The fractured state of contemporary indie-rock generated a delightfully eclectic bill of 12 bands at Children’s Mercy Park on Saturday. The first installment of the two-day Buzz Beach Ball concert, an annual event organized by radio station 96.5 the Buzz, was attended by more than 15,000 people.
Nashville, Tenn.-based Cage the Elephant headlined the 10-hour show. The group has an estimable catalog of rugged songs that evoke seminal rock groups ranging from the Rolling Stones to the Pixies, but it fared poorly in comparison to the two acts that preceded it on the main stage.
Fitz and the Tantrums is an effervescent, soul-soaked pop band with a polished presentation.

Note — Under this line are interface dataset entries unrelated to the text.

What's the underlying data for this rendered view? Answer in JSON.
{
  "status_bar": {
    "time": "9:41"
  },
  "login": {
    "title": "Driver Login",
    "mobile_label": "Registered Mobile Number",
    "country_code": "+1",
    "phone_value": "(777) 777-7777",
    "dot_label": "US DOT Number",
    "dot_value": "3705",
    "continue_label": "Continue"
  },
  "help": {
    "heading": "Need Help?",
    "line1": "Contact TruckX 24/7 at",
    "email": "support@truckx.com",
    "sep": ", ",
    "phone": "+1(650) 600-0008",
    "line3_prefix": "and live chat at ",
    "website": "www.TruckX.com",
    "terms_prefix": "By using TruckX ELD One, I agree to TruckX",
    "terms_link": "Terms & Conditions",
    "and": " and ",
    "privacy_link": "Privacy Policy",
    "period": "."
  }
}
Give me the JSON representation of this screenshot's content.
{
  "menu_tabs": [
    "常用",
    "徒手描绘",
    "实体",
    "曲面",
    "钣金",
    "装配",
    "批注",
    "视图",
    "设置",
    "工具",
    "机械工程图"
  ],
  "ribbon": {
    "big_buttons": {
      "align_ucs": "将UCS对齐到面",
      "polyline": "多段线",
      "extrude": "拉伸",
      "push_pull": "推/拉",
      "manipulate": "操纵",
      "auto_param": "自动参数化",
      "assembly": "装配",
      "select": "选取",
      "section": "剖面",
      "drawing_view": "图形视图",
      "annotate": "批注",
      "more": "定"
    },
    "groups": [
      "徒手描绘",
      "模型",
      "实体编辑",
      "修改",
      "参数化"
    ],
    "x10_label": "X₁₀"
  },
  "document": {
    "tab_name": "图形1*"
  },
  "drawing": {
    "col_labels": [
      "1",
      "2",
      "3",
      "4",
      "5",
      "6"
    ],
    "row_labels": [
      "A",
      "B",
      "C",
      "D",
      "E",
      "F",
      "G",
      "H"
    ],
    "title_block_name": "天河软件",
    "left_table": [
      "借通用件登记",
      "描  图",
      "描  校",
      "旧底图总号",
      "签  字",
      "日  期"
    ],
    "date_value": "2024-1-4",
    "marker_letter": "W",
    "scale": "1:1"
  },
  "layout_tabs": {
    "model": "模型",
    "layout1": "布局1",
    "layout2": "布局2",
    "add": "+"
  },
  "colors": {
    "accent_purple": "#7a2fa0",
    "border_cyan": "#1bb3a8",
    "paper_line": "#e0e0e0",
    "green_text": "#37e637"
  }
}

The Los Angeles ensemble’s panache made Cage the Elephant seem callow.
And Jack Antonoff of New York group Bleachers engaged the audience like a cunning politician during an amusingly over-the-top outing that paid homage to the glossy bombast of 1980s arena rock. Conversely, Cage the Elephant’s Matt Shultz said, “I wish I was a great speaker, but I’m not.”
Stages at either end of the stadium allowed for quick transitions between bands until apparent technical problems caused Bleachers to miss its slot. The subsequent delays and troublesome acoustics that made the sound carom around the stadium like a wind-battered beach ball failed to spoil the cheerful atmosphere.
The remarkable variety also contributed to the fun. Bear Hands, a snarky band from Brooklyn, cleverly combined hip-hop, pop and electronic music. Canadian group the Strumbellas offered friendly stomp-and-shout folk replete with fiddle solos and corny jokes. Even though its industrial rock was leavened by pop on renditions of hits including “Unsteady,” New York’s X Ambassadors was one of the day’s most thunderous bands. Violent Femmes, the day’s token oldies act, revived anxious hits like “Add It Up.”
Two Kansas City groups held their own. Brave the Spirit opened the festivities with an impressive set of angular guitar-based songs. Hembree’s outing contained exceedingly cordial grooves punctuated by occasional outbursts of feisty guitars and keyboards.
Kitten gave the most memorable performance. The Los Angeles group applied its lush dream-pop to an entrancing rendition of Prince’s “Purple Rain” and to wistful original material like “Fall on Me.” Kitten’s set will be remembered, however, for the clinic in crowd-surfing, stage-diving and guitar-smashing conducted by frontwoman Chloe Chaidez. Her antics injected a welcome dose of danger into an otherwise pleasantly predictable day of music.